Several kinds of insects and diseases attack trees and shrubs about now; some are quite serious.
Sycamore anthracnose is favored by cool, wet spring weather. The first visible symptom is the sudden browning of leaves or clusters of leaves. If the weather remains cool and wet, most of the leaves turn brown and fall off. Small twigs are also attacked and killed. In addition to spoiling its attractiveness, the disease weakens the tree so it becomes prey to many other troubles, particularly drought injury. By the time the damage is apparent, it's too late to spray effectively. To prevent large numbers of the spores from carrying over to next spring, rake and burn all leaves and diseased twigs. Fertilizing the tree will help overcome damage.
Scab is the major disease of crab-apples and apples. while others have a lot of resistance. The disease thrives in cool, wet spring weather and is most destructive during rainy periods from the time the buds show color until about four weeks after the petals fall. The foliage, stems and fruit are affected. Damage can be prevented by keeping the expanding buds, leaves and young fruits covered with an effective fungicide, a job for a professional. Probably the best control is to replace the tree with one that has more resistance.

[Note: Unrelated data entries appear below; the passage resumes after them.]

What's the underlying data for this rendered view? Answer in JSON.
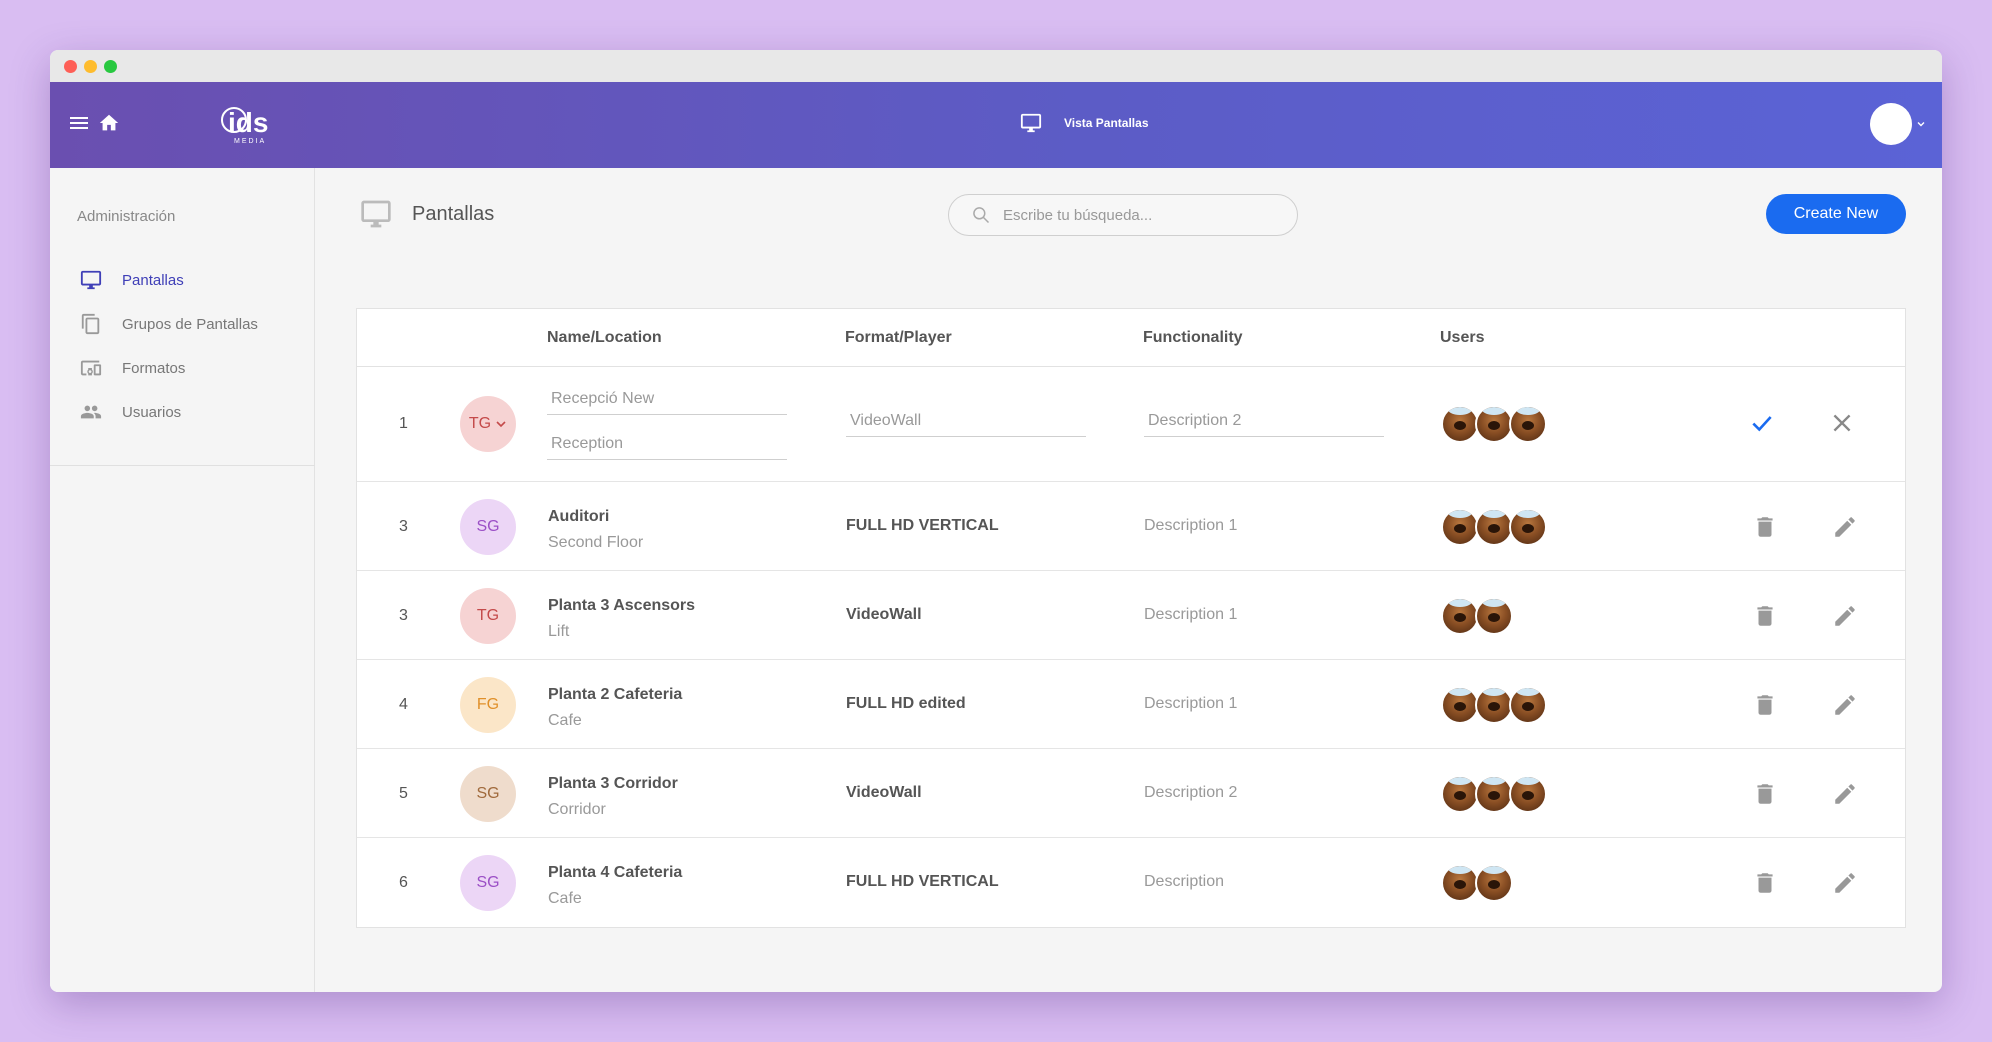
{
  "header": {
    "center_label": "Vista Pantallas",
    "logo_text": "ids",
    "logo_sub": "MEDIA"
  },
  "sidebar": {
    "section_title": "Administración",
    "items": [
      {
        "label": "Pantallas",
        "icon": "monitor-icon",
        "active": true
      },
      {
        "label": "Grupos de Pantallas",
        "icon": "copy-icon",
        "active": false
      },
      {
        "label": "Formatos",
        "icon": "devices-icon",
        "active": false
      },
      {
        "label": "Usuarios",
        "icon": "people-icon",
        "active": false
      }
    ]
  },
  "page": {
    "title": "Pantallas",
    "search_placeholder": "Escribe tu búsqueda...",
    "create_button": "Create New"
  },
  "table": {
    "headers": [
      "Name/Location",
      "Format/Player",
      "Functionality",
      "Users"
    ],
    "edit_row": {
      "num": "1",
      "badge": "TG",
      "name_placeholder": "Recepció New",
      "location_placeholder": "Reception",
      "format_placeholder": "VideoWall",
      "func_placeholder": "Description 2",
      "users": 3
    },
    "rows": [
      {
        "num": "3",
        "badge": "SG",
        "name": "Auditori",
        "location": "Second Floor",
        "format": "FULL HD VERTICAL",
        "func": "Description 1",
        "users": 3
      },
      {
        "num": "3",
        "badge": "TG",
        "name": "Planta 3 Ascensors",
        "location": "Lift",
        "format": "VideoWall",
        "func": "Description 1",
        "users": 2
      },
      {
        "num": "4",
        "badge": "FG",
        "name": "Planta 2 Cafeteria",
        "location": "Cafe",
        "format": "FULL HD edited",
        "func": "Description 1",
        "users": 3
      },
      {
        "num": "5",
        "badge": "SG",
        "name": "Planta 3 Corridor",
        "location": "Corridor",
        "format": "VideoWall",
        "func": "Description 2",
        "users": 3
      },
      {
        "num": "6",
        "badge": "SG",
        "name": "Planta 4 Cafeteria",
        "location": "Cafe",
        "format": "FULL HD VERTICAL",
        "func": "Description",
        "users": 2
      }
    ]
  },
  "colors": {
    "accent": "#1a6bf0",
    "nav_active": "#3f3fb7",
    "badge_TG_bg": "#f6d3d3",
    "badge_TG_fg": "#c44a4a",
    "badge_SG_bg": "#ecd6f6",
    "badge_SG_fg": "#9b4fc6",
    "badge_FG_bg": "#fbe6c8",
    "badge_FG_fg": "#e0902a",
    "badge_SG2_bg": "#efdccc",
    "badge_SG2_fg": "#a06a3c"
  }
}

Leaf miners are tiny insects that feed between the surfaces of leaves. Look for whitish blotches, or dark grayish to white serpentine mines, or winding trials in the upper surface of infested leaves. Damages foliage may lose its vigor and ultimately be reduced in size, with loss of healthy color. Eggs are laid either in the leaf tissue or on the surface by small flies that vary from 1/32 to 1/16 inches in length. For a week or ten days before egg-laying the females use their ovipositor to puncture the tissue in the upper surface of newly forming leaves, mainly near the edges. Leaves seriously damaged in this manner frequently become stunted and badly distorted. Infested holly leaves may drop to the ground before over-wintering adult leaf miners emerge. It helps to gather up and destroy such leaves. Emergence coincides with development of new leaves. With boxwood and small holly plants it will pay to pick off and destory leaves infested with miners before the flies emerge.
Damage from tent caterpillars has occured since early Colonial times. At intervals of about 10 years the damage is quite serious. After hatching, the caterpillar build their tents - tiny at first, but larger as the caterpillars grow. The best control is to pick and destory the tents while they're small. Spraying with Sevin can be effective while the caterpillars are still quite small.